He made this known when the Minister for Transport, Mr Fiifi Kwetey, paid a familiarisation visit to the new office edifice of the GSA.
He said the VAT on transit trade had made the ports of the country unattractive to traders.
The declining trend in transit trade through the country’s corridors over the last few years shifted into the first quarter of 2015, when it recorded a further reduction in trade volumes, compared to the previous year’s figure.
Transit trade in the country has been on the downside in recent years as statistics from the GSA for the first quarter of 2015 indicated that a total of 152,022 tonnes of cargo were carted by major transit traders such as Burkina Faso, Mali and Niger along the country’s transit routes.
This represented a 36 per cent reduction, compared to 2014, when total transit trade stood at 238,002 tonnes during that period.
The Minister of Transport, Mr Fiifi Kwetey, for his part, said there was the need to factor competitiveness in the operations of the country and not just think about short-term revenue, adding that, with competitiveness, the country would be assured of future and continued revenue.

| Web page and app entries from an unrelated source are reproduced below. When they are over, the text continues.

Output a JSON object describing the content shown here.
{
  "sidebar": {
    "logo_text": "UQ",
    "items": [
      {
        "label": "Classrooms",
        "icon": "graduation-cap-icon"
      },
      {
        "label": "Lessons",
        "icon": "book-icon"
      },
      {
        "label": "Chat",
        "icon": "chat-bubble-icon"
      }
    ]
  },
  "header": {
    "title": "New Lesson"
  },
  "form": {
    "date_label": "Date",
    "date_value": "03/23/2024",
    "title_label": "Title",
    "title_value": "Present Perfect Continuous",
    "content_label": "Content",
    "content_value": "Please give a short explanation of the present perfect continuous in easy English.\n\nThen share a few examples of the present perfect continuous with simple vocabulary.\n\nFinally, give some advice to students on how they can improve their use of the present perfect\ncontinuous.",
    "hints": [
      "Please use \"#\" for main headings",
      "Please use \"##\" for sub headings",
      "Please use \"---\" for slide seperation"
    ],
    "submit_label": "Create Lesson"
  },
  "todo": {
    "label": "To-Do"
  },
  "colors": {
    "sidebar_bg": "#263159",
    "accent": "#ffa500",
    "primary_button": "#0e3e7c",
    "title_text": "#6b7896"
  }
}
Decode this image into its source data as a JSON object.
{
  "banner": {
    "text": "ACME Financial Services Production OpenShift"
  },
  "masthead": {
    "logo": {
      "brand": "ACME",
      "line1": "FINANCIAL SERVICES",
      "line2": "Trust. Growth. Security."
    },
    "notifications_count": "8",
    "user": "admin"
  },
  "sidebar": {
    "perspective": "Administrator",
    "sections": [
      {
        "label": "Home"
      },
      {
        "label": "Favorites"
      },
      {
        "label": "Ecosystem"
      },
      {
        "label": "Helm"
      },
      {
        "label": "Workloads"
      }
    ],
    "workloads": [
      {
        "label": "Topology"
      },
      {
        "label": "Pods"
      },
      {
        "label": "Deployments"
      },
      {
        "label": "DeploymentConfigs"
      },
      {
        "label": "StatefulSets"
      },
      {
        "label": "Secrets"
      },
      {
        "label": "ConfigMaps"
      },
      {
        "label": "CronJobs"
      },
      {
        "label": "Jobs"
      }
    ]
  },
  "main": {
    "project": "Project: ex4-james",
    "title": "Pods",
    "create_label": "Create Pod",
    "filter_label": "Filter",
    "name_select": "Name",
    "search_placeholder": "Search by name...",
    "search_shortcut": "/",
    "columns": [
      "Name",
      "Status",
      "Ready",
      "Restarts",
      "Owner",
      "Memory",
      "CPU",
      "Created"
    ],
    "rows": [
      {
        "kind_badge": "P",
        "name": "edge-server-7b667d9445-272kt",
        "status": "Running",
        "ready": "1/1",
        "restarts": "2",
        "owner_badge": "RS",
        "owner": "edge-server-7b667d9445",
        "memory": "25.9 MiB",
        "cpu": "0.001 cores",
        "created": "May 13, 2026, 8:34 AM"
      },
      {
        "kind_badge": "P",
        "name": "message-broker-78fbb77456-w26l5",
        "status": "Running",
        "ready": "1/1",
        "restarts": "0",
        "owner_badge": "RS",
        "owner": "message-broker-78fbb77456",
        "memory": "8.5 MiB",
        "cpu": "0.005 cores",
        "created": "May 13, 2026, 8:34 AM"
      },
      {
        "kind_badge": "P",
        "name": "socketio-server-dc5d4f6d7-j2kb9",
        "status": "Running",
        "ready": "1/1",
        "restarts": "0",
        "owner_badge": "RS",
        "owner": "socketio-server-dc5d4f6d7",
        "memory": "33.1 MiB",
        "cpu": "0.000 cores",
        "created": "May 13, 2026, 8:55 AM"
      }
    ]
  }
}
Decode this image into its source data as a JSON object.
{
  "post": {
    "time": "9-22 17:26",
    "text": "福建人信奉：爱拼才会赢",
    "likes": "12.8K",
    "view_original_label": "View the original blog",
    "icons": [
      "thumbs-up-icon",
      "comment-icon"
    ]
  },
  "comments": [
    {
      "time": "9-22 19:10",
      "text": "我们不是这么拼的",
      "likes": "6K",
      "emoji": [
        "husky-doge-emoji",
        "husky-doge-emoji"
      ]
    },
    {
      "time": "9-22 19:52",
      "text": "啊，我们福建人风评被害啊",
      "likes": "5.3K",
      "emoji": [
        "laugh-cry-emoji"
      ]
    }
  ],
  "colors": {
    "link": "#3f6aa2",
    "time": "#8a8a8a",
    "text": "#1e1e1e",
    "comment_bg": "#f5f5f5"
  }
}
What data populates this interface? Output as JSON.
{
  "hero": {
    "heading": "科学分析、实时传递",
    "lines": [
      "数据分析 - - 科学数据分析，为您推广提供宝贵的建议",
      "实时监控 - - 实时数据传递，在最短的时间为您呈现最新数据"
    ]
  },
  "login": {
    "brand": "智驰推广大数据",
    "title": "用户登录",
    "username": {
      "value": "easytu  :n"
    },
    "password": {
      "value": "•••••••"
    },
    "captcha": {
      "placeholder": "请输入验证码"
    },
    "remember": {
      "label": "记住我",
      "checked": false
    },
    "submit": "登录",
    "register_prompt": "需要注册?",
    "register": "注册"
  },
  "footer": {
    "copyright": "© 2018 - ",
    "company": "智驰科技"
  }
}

He also said the ministry would continue to provide support to the GSA and help in the integration of its work with the single-window system.
Construction work on the Ghana Shippers House, a US$16.5 million multipurpose office complex, has been completed and handed over to the owners, the Ghana Shippers’ Authority (GSA).
The building, which is located at the Ambassadorial Enclave at Ridge in Accra, will serve as head office for the authority and a one-stop shop for shipping and related service providers in the country.
With the structure now ready for use, Dr Mbiah said the vision of the authority, which is to provide a one-stop shop for the industry, would be realised, much to the benefit of shippers, players in the provision of logistics services and the country at large.
“After 35 years, we think that it is time now for us to have our building. It will enhance our service delivery, provide real-time information on shipping to enhance knowledge and improve our cash flow,” he said.
Touching on the various facilities offered by the building, Dr Mbiah said it has a 540-seater capacity conference hall, a restaurant, committee rooms for the Shipper Committees of the GSA and a corporate boardroom.
There is also space for a Knowledge and Information Centre and a Freight Exchange similar to the Stock Exchange, where real-time information on shipping-related matters, including charter rates, container hiring and warehousing would be displayed and made available to the shipping and general public.
“It will be fitted with computers and satellite connectivity such that when you enter the Freight Exchange, you can go to a particular screen and it will display various prices, rates, charges and information, depending on your need. It will also serve as a base for fixing charters”.
Additionally, Dr Mbiah said the building would host a Maritime Arbitration Centre where disputes in the industry could be arbitrated.
These services, the CEO said, were part of a grand scheme by the Shippers’ Authority to help enhance Ghana’s image as a preferred destination for shipping solutions in the sub-region.
Although the authority is the sole owner of the building, Dr Mbiah said the GSA would be renting every space it occupies in the Ghana Shippers House. That, he said, was part of an arrangement meant to ensure that the structure contributed meaningfully to the cash flow of the organisation.
He added that the building currently had over 6,000 square metres of lettable space, which makes it possible for interested institutions to rent spaces for their offices.
So far, about three institutions, including Citi Investments Ltd and Citi Bank of the United States of America, have rented spaces there.